  • Don't apply ointment or medicines to the eye.

  • Don't try to remove an object stuck in the eye.

  • Don't take aspirin, ibuprofen, or other non-steroidal, anti-inflammatory drugs (NSAIDs). These medicines thin the blood, which may result in increased bleeding.

  • Do see a healthcare provider as soon as possible, preferably an eye care provider. 

First aid for cuts in or around the eye

Do's and don'ts include: 

  • Bandage the eye gently.

  • Don't rub the eye or apply any pressure.

  • Don't try to remove any particles.

  • Don't eat between the time of the injury and your evaluation with an eye care provider. This may delay surgical repair, if needed.

First aid when foreign particles enter the eye

Do's and don'ts include:

  • Pull the upper lid down onto lower lid and let lower eyelashes sweep away the particle by blinking repeatedly.

  • Let tears wash out the speck or particle.

  • Close your eye and get medical care immediately if the above procedure does not work.

  • Don't rub the eye.

First aid for chemical splashes

Here are suggestions of what to do: 

  • Use fingers to separate lids, then flush the eye with water from a faucet or clean container.

  • Get medical careright away.

  • Cover the eye.

First aid forphysical trauma, cuts, or punctures to the eye

Do's and don'ts include: 

  • Don't try to treat a serious eye injury yourself.

  • Don't rub or apply pressure to eye.

  • Don't rinse with water.

  • Don't remove an object stuck in the eye

  • Do gently place a shield over the eye. Taping the bottom of a paper cup to the bones around the eye can protect the eye until you get to the emergency room.

  • Don't take aspirin, ibuprofen, or other non-steroidal, anti-inflammatory drugs (NSAIDs). These drugs thin the blood, which may result in increased bleeding.

  • Contact your ophthalmologist, primary care healthcare provider, or emergency room right away.

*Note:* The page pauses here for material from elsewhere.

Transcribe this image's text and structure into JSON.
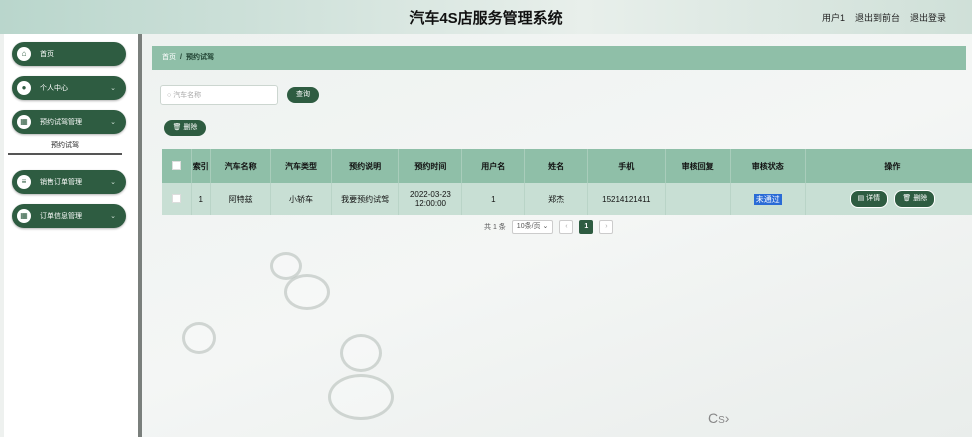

Online Medical Reviewer: Chris Haupert MD
Online Medical Reviewer: Marianne Fraser MSN RN
Online Medical Reviewer: Raymond Kent Turley BSN MSN RN
Date Last Reviewed: 9/1/2020
© 2000-2020 The StayWell Company, LLC. 800 Township Line Road, Yardley, PA 19067. All rights reserved. This information is not intended as a substitute for professional medical care. Always follow your healthcare professional's instructions.